Exercise prompt =>
Set down each record below precisely, skipping the pictures.

Excerpted data =>
┄┄┄┄┄┄
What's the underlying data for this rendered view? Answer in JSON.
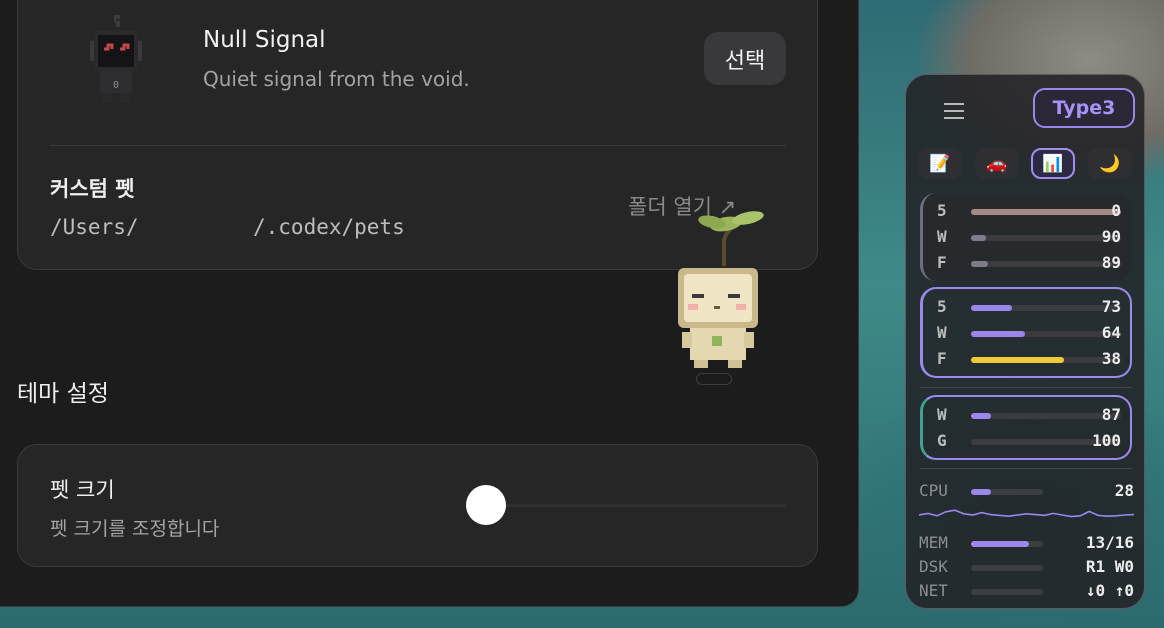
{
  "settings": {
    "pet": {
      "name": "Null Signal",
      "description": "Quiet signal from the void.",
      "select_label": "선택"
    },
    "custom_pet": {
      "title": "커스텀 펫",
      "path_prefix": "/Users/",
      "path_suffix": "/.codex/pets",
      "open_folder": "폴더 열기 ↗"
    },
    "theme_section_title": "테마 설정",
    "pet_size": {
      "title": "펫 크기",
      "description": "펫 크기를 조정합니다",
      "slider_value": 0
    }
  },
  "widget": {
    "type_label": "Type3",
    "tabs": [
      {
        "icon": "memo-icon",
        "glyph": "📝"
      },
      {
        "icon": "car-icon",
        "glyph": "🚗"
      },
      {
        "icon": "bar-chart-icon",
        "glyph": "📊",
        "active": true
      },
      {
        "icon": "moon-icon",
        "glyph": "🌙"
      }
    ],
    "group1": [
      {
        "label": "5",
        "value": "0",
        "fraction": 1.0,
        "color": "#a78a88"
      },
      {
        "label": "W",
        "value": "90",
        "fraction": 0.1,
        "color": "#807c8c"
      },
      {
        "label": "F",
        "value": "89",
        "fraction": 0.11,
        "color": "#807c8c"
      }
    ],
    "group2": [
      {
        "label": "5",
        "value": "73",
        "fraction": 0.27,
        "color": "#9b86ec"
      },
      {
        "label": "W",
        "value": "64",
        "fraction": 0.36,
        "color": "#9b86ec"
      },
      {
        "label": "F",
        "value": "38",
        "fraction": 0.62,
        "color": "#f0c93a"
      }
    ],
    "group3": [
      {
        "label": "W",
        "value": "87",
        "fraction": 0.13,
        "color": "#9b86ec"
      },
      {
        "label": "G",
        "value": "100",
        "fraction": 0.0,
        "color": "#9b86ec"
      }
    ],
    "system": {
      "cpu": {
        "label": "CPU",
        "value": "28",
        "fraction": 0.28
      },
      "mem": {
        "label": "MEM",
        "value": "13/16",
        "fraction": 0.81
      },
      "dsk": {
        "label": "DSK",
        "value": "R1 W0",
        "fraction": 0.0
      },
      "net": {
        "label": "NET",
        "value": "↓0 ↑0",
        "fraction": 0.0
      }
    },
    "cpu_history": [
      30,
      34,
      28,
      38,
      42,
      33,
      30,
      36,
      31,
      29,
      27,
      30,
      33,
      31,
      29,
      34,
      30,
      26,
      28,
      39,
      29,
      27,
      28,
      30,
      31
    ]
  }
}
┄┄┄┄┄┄
Response to the exercise =>
What's the underlying data for this rendered view? Answer in JSON.
{
  "settings": {
    "pet": {
      "name": "Null Signal",
      "description": "Quiet signal from the void.",
      "select_label": "선택"
    },
    "custom_pet": {
      "title": "커스텀 펫",
      "path_prefix": "/Users/",
      "path_suffix": "/.codex/pets",
      "open_folder": "폴더 열기 ↗"
    },
    "theme_section_title": "테마 설정",
    "pet_size": {
      "title": "펫 크기",
      "description": "펫 크기를 조정합니다",
      "slider_value": 0
    }
  },
  "widget": {
    "type_label": "Type3",
    "tabs": [
      {
        "icon": "memo-icon",
        "glyph": "📝"
      },
      {
        "icon": "car-icon",
        "glyph": "🚗"
      },
      {
        "icon": "bar-chart-icon",
        "glyph": "📊",
        "active": true
      },
      {
        "icon": "moon-icon",
        "glyph": "🌙"
      }
    ],
    "group1": [
      {
        "label": "5",
        "value": "0",
        "fraction": 1.0,
        "color": "#a78a88"
      },
      {
        "label": "W",
        "value": "90",
        "fraction": 0.1,
        "color": "#807c8c"
      },
      {
        "label": "F",
        "value": "89",
        "fraction": 0.11,
        "color": "#807c8c"
      }
    ],
    "group2": [
      {
        "label": "5",
        "value": "73",
        "fraction": 0.27,
        "color": "#9b86ec"
      },
      {
        "label": "W",
        "value": "64",
        "fraction": 0.36,
        "color": "#9b86ec"
      },
      {
        "label": "F",
        "value": "38",
        "fraction": 0.62,
        "color": "#f0c93a"
      }
    ],
    "group3": [
      {
        "label": "W",
        "value": "87",
        "fraction": 0.13,
        "color": "#9b86ec"
      },
      {
        "label": "G",
        "value": "100",
        "fraction": 0.0,
        "color": "#9b86ec"
      }
    ],
    "system": {
      "cpu": {
        "label": "CPU",
        "value": "28",
        "fraction": 0.28
      },
      "mem": {
        "label": "MEM",
        "value": "13/16",
        "fraction": 0.81
      },
      "dsk": {
        "label": "DSK",
        "value": "R1 W0",
        "fraction": 0.0
      },
      "net": {
        "label": "NET",
        "value": "↓0 ↑0",
        "fraction": 0.0
      }
    },
    "cpu_history": [
      30,
      34,
      28,
      38,
      42,
      33,
      30,
      36,
      31,
      29,
      27,
      30,
      33,
      31,
      29,
      34,
      30,
      26,
      28,
      39,
      29,
      27,
      28,
      30,
      31
    ]
  }
}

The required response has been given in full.